** Opening Material shown block **
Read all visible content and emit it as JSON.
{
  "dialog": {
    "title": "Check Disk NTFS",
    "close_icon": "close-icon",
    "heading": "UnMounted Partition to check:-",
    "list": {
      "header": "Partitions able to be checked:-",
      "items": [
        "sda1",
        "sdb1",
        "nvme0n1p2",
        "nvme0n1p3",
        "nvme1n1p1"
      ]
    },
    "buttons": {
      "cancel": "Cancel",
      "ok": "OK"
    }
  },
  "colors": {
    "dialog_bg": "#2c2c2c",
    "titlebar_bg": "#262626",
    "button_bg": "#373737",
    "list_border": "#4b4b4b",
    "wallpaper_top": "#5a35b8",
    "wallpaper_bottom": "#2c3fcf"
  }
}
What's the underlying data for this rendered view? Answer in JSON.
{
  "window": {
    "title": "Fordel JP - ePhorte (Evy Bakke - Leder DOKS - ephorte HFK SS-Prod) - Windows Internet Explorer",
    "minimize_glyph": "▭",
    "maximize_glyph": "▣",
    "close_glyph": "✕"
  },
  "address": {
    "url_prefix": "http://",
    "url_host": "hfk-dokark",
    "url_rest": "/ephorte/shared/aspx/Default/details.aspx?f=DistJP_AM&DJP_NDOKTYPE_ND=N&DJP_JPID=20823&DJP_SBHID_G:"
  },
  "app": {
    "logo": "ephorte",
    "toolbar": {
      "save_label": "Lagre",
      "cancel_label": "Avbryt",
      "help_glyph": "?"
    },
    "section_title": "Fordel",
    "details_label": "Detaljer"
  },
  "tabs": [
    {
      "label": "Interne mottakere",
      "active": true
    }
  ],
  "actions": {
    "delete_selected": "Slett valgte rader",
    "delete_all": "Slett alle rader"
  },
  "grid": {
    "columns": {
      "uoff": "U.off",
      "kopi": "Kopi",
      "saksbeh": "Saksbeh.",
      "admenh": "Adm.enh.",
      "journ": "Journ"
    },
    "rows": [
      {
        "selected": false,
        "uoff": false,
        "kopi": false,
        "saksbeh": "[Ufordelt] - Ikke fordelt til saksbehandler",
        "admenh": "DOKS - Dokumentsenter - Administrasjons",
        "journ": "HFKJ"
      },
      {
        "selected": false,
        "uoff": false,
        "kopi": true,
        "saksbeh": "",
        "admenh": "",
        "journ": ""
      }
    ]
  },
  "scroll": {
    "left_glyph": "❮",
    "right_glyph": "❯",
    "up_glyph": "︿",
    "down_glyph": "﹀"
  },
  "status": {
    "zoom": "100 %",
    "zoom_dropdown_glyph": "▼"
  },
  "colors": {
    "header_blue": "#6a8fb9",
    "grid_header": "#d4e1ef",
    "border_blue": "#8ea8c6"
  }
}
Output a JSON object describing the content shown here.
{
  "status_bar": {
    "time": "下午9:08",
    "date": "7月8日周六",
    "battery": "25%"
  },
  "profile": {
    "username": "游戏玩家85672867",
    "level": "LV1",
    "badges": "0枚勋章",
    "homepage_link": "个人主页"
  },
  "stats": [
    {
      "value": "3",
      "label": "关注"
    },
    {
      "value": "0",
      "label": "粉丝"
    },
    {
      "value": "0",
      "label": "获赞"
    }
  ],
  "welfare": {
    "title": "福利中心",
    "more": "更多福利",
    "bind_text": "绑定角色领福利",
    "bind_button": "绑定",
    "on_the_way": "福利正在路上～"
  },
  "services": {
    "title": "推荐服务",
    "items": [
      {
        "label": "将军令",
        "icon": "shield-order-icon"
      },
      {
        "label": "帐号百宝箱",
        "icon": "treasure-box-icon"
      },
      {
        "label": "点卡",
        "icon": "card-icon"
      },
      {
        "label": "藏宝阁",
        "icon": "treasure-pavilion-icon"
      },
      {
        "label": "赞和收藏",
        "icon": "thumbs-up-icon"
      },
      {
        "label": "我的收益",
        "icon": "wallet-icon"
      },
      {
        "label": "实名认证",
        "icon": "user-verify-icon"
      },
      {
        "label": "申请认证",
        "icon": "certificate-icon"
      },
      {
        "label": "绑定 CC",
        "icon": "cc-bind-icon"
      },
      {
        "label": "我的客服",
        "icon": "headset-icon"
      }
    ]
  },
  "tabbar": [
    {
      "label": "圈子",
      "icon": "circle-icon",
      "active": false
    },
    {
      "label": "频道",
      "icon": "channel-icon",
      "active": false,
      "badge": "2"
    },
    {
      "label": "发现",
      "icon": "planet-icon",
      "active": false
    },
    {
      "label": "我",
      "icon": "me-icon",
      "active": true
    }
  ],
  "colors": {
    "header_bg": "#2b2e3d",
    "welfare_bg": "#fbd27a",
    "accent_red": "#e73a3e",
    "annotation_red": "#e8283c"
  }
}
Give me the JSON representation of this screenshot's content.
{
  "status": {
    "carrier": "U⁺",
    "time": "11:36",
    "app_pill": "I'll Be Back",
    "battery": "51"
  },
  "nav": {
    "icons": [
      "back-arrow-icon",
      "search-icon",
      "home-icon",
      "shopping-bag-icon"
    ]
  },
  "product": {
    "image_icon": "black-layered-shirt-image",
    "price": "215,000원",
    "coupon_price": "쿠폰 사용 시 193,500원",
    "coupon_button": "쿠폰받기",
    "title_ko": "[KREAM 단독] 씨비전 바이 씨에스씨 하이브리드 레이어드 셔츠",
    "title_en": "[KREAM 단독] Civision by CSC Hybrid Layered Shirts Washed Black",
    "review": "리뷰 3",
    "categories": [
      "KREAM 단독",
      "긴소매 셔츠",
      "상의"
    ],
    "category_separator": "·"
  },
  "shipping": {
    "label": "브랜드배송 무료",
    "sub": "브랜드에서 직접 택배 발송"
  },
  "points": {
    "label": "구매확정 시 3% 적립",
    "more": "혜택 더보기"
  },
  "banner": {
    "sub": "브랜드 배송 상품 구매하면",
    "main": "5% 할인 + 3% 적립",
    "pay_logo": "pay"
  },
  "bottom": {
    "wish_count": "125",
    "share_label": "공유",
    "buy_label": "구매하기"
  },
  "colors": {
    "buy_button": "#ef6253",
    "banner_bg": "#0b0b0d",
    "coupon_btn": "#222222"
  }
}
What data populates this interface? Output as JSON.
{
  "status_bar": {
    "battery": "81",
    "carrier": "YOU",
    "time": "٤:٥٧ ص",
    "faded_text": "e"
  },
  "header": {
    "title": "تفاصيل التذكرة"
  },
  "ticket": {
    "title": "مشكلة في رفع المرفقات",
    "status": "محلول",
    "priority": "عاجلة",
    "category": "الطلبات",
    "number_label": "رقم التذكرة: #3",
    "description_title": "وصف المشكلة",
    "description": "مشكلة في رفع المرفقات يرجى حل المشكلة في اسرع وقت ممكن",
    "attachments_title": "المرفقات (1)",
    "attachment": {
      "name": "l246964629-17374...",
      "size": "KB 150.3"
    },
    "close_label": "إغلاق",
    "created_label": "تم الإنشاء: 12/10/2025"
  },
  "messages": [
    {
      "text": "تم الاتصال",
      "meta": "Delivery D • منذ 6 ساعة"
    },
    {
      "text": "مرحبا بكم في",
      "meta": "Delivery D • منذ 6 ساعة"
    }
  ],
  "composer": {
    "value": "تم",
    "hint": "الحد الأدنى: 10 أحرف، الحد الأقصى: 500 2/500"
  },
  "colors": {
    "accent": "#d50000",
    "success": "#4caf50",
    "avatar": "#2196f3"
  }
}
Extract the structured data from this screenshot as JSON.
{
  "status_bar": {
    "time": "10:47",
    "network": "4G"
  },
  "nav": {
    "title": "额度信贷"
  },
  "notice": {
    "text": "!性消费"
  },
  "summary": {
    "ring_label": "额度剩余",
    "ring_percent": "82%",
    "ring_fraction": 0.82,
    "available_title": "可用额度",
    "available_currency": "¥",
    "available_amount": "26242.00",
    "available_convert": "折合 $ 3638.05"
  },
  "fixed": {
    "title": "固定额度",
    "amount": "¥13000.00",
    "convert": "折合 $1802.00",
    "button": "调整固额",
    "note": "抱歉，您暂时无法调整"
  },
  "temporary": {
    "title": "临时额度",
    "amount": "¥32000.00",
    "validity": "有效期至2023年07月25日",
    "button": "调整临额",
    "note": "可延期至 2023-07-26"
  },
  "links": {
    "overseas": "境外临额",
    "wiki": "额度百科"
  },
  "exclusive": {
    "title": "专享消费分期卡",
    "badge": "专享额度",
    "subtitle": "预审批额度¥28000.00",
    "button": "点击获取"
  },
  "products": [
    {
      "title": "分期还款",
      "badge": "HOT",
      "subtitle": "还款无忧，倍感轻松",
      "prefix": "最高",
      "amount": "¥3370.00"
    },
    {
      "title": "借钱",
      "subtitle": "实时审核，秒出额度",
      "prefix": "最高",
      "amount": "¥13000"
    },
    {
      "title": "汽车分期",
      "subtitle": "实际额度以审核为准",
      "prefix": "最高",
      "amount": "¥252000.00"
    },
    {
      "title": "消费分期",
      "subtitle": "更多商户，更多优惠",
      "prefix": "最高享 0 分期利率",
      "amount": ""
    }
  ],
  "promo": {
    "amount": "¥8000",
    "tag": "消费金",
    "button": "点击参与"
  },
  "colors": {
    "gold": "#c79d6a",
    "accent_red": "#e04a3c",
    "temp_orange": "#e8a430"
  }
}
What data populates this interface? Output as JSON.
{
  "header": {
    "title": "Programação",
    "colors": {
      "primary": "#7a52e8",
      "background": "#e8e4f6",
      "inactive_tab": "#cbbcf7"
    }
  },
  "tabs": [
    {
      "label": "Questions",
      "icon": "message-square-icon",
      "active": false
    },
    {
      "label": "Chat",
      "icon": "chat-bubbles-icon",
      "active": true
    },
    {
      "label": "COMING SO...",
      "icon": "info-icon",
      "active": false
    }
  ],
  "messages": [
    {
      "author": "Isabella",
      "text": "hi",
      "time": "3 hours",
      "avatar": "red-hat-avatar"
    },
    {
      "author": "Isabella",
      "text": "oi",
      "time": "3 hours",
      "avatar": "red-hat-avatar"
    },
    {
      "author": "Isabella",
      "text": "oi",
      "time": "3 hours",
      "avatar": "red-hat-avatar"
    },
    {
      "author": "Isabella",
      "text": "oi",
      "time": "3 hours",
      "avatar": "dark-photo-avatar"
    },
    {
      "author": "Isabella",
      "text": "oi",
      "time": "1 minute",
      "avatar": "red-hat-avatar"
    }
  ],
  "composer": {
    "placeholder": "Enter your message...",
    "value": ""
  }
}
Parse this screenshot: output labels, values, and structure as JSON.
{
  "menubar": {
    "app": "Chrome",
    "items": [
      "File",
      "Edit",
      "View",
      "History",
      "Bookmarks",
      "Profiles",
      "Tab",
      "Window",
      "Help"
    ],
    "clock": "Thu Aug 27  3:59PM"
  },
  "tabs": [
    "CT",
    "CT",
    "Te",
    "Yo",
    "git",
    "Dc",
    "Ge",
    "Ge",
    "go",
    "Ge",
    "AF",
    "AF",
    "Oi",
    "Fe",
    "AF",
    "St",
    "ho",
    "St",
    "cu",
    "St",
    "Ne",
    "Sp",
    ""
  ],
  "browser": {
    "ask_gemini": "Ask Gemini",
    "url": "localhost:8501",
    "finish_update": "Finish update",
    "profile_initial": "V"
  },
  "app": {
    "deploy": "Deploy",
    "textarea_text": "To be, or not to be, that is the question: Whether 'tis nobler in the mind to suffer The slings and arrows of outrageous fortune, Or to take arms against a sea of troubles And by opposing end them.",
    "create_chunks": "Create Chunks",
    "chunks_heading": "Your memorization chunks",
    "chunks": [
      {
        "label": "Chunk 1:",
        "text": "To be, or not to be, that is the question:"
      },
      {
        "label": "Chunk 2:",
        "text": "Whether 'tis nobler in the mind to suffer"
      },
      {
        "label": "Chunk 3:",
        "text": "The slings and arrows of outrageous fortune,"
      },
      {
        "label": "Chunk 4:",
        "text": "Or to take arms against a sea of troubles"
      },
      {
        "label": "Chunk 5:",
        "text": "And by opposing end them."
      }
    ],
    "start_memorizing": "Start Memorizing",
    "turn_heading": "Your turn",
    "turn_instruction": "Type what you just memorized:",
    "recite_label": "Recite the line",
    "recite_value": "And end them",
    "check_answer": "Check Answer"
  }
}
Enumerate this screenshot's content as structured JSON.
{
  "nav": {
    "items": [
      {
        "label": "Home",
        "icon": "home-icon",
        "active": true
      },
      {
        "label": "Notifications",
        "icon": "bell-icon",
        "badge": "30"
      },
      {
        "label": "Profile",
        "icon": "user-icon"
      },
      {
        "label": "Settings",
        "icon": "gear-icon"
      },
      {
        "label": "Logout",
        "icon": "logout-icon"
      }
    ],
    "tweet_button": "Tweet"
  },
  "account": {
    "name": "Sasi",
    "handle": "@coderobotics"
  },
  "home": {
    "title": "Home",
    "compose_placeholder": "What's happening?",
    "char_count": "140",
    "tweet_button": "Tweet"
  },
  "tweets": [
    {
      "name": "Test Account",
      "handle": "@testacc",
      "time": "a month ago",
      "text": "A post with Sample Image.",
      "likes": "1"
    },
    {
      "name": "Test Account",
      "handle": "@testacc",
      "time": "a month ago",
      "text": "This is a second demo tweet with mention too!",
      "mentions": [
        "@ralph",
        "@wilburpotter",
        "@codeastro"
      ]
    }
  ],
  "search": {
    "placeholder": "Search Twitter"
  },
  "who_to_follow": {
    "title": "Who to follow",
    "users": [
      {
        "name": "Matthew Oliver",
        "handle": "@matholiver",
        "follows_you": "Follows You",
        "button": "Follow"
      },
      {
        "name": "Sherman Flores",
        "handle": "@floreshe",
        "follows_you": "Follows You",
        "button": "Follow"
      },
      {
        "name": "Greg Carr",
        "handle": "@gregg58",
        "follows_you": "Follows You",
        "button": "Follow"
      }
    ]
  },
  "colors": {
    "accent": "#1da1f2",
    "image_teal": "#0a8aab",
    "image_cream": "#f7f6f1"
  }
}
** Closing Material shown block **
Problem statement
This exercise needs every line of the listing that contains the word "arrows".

Solution
    "textarea_text": "To be, or not to be, that is the question: Whether 'tis nobler in the mind to suffer The slings and arrows of outrageous fortune, Or to take arms against a sea of troubles And by opposing end them.",
        "text": "The slings and arrows of outrageous fortune,"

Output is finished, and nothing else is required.